On the envelope, the sender defaults to the current login user’s name, with info taken from Address Book. To change the addressee or sender, click on the address and select a different name from the Contacts window.
Show the Design window to add clip-art, photos, or other designs to the envelope. Open the iPhoto Library tab to use anything from iPhoto. It’ll take a while to load if you have lots of pictures, but it’s a nifty feature if you like personalizing your letters. As an added bonus, use the integrated Google image search to add pictures or graphics from the Internet.
If you will print multiple envelopes at once (i.e., holiday cards or invitations), select Print, then click Change List. Select any number of names to print, then click OK. This feature saved me a lot of time and was the deciding factor in using Address Book and Mail Factory for future mass mailings to friends and family.

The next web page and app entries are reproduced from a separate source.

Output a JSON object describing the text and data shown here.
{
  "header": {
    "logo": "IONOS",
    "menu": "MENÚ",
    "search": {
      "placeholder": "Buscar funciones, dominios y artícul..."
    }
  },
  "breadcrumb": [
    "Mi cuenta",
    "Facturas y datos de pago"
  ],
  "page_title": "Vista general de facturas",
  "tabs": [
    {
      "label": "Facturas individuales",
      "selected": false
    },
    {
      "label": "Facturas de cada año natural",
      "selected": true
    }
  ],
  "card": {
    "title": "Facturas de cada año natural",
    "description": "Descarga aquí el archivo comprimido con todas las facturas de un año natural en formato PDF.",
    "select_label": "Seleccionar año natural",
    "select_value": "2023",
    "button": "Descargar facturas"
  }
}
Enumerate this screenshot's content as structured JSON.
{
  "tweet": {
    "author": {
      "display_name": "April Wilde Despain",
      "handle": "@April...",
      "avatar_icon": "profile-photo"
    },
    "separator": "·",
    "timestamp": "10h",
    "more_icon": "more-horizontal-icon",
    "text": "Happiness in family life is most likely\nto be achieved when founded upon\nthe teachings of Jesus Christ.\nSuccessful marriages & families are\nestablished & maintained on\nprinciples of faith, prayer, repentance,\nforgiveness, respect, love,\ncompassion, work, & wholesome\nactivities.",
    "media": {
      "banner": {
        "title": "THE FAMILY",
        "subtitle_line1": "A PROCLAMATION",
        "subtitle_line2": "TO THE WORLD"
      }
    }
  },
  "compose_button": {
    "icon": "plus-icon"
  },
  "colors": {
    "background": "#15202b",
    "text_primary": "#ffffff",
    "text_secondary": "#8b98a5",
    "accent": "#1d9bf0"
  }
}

Creating a Label Sheet
Sharing pictures with my family is a regular occurrence. Internet-free Grandparents and cousins appreciate an envelope filled with “the real McCoy,” rather than a URL they can’t visit. To satisfy them, I use mailing envelopes, so I’d need Mail Factory’s Label Assistant.
The Assistant’s list of included label sheets is impressive. Unfortunately, my particular Xerox labels weren’t there. I selected another size that looked close, but a practice printing showed the spacing wasn’t right. Not wanting to waste labels, I created a custom label layout. (Take the dimensions and spacing from the labels’ packaging, or use a ruler to measure the labels.)
The custom layout worked great. Just like a custom envelope, select New Label from the File menu, then Layouts. Under the Custom tab, select Create new… and enter the dimensions of your labels. Once created, you can name it and use the layout over and over again. The custom layout window previews the full sheet of labels for you.
With a program of specific scope like Mail Factory, you just hope they don’t get things wrong. Don’t hide the fonts in a strange place, don’t force people to do things your way, and so on. Mail Factory avoids the big mistakes and includes some great features. The Address Book and iPhoto integration make it feel a lot like an Apple product, or at least close to the tree. Searching for images through Google is very handy, especially if the included clip-art library doesn’t have enough for you. The number of art tools may seem like overkill, but they don’t get in the way of the basics.
There aren’t many problems with Mail Factory. If you don’t use Address Book or a database-style address list, importing your contacts can be a pain. Creating a custom layout takes more button presses than it needs. The metallic window style of the Apple applications takes up extra screen space, but that’s not really Mail Factory’s fault-they’re trying to blend with what Apple already provides. Expect other minor issues, like not being able to sort on the label size field, to be fixed in a future version.
Mail Factory suited my needs for envelopes and labels well. It took a few tries to work out the label dimensions and easily manipulate the envelopes, but do it once and it’s smooth sailing. The biggest change for me was the move to Address Book, which I’d been resisting for lack of a big benefit. The time savings for setting up large mailings tipped the scales in Mail Factory’s favor. My AppleWorks templates will soon retire, moving to a leisurely life of virtual pasture and digital cud.